::: Exercise data
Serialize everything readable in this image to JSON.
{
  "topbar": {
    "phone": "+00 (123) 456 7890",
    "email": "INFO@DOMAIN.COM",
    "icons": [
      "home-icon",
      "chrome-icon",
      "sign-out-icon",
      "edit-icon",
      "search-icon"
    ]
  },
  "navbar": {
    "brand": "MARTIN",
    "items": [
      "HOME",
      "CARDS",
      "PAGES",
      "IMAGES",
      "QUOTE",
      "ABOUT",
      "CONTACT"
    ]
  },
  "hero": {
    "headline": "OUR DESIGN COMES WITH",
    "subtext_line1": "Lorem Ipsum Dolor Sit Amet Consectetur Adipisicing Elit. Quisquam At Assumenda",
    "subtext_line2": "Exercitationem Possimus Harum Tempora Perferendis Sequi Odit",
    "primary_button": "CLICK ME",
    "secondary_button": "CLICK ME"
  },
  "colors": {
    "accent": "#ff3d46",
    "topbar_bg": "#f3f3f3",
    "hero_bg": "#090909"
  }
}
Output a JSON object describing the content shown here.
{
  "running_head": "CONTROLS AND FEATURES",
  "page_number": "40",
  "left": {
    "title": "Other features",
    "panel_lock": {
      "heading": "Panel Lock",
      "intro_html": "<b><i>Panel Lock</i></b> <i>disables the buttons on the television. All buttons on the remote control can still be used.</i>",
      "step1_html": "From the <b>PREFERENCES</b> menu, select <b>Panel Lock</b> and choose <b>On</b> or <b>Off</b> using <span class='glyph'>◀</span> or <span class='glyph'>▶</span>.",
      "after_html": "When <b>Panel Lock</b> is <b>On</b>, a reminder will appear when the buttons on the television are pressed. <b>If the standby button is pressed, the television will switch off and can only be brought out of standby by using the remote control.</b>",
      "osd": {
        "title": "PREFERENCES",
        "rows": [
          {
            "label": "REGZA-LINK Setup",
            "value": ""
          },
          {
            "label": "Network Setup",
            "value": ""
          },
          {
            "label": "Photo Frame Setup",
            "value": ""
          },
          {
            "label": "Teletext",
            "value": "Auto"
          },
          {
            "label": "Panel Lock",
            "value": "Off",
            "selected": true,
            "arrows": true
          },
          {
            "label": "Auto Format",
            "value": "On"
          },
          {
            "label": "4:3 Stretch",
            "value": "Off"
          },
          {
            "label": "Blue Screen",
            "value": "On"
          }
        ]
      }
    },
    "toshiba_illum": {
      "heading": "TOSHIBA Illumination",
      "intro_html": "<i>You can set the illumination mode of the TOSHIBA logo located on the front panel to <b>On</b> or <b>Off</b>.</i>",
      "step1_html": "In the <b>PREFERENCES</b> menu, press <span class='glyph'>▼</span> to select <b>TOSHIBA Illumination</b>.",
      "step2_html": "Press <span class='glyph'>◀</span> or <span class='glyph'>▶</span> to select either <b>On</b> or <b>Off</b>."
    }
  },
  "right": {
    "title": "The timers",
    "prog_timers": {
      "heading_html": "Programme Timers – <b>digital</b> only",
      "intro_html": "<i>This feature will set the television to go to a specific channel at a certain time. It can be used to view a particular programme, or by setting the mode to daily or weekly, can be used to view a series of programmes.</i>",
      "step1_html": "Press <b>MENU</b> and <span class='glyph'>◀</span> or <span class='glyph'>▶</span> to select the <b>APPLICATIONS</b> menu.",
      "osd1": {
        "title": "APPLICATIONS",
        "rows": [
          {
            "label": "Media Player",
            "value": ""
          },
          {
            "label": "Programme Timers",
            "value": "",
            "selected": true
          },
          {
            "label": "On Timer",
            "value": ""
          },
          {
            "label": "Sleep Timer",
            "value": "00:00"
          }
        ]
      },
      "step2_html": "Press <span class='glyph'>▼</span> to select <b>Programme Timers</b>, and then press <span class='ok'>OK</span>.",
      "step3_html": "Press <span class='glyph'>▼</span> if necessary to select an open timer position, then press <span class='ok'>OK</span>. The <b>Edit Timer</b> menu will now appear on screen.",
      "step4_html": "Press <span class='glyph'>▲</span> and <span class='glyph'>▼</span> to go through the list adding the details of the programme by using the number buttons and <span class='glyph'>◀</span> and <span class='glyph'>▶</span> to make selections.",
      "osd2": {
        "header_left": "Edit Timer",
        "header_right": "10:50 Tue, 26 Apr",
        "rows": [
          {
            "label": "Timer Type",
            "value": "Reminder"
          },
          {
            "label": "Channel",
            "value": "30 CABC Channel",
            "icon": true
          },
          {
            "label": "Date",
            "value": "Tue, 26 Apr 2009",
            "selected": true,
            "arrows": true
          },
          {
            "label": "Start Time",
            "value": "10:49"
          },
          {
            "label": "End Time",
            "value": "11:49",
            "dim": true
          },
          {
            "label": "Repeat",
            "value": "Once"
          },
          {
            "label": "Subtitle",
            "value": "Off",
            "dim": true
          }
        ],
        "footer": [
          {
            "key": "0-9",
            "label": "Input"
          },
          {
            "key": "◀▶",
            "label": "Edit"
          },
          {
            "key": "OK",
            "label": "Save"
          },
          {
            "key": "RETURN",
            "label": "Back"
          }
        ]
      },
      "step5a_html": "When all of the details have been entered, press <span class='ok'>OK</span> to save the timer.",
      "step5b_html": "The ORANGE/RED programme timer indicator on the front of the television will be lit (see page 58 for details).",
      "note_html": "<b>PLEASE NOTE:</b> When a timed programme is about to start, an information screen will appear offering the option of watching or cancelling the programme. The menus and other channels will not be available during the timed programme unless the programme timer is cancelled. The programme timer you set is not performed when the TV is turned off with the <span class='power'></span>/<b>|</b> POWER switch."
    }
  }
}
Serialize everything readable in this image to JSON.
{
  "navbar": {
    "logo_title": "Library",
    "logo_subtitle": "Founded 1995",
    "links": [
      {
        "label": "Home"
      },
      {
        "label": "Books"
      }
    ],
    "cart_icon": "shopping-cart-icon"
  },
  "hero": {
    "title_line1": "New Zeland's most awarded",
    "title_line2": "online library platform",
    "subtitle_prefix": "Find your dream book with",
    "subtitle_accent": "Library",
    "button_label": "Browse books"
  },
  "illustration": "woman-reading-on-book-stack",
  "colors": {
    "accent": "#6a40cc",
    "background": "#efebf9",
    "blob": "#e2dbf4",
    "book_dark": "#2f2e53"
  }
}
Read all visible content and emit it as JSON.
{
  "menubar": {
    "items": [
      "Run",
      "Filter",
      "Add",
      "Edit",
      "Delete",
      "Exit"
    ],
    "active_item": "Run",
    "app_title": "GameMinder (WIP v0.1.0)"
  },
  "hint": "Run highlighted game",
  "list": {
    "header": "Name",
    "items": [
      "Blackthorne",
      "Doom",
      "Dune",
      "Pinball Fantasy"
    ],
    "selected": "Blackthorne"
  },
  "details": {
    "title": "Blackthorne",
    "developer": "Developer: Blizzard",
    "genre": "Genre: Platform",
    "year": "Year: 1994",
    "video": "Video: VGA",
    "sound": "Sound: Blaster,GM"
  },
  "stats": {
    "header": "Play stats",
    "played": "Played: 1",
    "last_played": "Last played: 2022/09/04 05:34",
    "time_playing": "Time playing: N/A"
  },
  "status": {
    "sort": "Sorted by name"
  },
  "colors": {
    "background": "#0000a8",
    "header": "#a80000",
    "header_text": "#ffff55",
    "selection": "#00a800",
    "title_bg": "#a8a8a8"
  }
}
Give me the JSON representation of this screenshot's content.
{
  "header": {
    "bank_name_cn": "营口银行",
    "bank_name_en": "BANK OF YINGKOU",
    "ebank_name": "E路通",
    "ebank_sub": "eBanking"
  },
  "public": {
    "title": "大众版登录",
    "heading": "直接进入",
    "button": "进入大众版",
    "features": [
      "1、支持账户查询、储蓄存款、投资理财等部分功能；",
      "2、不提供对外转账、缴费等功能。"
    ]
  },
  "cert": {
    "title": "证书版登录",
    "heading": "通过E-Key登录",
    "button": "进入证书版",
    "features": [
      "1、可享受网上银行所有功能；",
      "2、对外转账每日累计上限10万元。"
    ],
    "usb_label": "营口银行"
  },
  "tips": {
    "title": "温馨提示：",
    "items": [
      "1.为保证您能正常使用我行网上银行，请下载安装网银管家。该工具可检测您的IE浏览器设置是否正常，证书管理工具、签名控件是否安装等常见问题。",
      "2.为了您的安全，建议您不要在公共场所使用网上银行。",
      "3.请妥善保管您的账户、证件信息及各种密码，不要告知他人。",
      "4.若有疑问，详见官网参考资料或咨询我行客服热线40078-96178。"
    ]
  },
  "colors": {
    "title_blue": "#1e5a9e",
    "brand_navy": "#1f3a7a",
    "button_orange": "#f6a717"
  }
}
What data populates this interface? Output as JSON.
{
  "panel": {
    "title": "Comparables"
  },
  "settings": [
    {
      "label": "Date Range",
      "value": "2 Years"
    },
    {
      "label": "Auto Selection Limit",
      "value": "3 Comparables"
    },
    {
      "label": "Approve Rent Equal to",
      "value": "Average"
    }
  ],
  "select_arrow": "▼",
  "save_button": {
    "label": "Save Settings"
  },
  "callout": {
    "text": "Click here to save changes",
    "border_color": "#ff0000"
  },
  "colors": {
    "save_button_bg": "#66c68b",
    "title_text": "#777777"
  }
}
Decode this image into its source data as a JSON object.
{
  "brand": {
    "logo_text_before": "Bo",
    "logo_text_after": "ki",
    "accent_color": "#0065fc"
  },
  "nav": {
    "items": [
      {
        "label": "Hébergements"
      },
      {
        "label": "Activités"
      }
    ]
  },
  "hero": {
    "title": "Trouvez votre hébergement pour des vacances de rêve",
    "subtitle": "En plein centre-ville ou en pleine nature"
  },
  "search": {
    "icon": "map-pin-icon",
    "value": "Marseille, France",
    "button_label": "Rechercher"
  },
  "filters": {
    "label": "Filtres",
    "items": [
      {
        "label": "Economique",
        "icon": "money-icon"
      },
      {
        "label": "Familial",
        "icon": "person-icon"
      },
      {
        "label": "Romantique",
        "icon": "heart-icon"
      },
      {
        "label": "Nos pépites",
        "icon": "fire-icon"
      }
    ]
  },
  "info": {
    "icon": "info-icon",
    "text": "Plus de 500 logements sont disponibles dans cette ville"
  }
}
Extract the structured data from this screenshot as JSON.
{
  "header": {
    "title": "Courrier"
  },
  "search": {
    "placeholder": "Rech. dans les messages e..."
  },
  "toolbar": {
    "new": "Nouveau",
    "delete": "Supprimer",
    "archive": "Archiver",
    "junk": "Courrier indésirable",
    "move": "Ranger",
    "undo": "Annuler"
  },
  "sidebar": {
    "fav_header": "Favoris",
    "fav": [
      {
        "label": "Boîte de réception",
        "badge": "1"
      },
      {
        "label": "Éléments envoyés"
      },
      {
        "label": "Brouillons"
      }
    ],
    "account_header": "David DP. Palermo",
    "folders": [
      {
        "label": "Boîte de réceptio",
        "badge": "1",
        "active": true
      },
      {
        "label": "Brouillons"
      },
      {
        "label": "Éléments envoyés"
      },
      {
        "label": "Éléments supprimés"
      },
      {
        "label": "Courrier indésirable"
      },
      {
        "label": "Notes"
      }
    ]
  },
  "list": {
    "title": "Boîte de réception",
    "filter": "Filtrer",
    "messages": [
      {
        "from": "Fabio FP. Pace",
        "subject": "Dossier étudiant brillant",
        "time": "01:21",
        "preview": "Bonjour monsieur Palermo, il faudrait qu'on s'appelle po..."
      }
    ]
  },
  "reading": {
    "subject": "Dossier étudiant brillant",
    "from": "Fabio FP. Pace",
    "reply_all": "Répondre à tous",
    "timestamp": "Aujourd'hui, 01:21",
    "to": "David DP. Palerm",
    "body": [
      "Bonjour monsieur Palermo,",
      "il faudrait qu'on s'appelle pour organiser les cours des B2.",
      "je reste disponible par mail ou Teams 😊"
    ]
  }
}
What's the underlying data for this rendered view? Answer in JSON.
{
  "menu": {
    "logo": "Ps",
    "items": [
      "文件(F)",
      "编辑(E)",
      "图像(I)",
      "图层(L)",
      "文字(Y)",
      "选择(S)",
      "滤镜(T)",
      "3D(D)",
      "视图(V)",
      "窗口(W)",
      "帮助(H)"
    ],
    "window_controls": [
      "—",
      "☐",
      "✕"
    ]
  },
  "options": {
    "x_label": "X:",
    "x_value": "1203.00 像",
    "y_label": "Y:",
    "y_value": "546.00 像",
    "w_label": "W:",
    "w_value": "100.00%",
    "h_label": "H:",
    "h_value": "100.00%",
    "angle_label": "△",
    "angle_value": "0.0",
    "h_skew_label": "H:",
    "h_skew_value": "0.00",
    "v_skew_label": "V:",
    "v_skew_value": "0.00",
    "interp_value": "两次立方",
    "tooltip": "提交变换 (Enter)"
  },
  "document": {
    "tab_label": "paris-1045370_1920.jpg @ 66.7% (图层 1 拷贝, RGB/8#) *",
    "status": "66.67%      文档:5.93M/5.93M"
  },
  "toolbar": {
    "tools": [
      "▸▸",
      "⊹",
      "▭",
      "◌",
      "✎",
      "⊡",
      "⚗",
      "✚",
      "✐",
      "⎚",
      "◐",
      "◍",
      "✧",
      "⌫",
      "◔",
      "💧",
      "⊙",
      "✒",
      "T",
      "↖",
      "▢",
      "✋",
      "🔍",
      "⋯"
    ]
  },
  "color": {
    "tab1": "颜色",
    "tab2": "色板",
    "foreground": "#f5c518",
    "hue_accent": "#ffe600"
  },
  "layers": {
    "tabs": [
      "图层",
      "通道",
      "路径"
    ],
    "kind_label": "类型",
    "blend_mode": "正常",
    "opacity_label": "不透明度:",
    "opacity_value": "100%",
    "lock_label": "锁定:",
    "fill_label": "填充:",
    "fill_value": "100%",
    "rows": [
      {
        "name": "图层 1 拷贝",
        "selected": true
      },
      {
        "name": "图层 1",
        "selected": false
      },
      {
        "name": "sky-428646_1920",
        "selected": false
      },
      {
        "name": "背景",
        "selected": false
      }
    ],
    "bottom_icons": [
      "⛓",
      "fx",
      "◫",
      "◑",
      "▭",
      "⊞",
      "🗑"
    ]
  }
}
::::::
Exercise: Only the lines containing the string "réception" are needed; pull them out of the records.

Problem solution:
        "label": "Boîte de réception",
    "title": "Boîte de réception",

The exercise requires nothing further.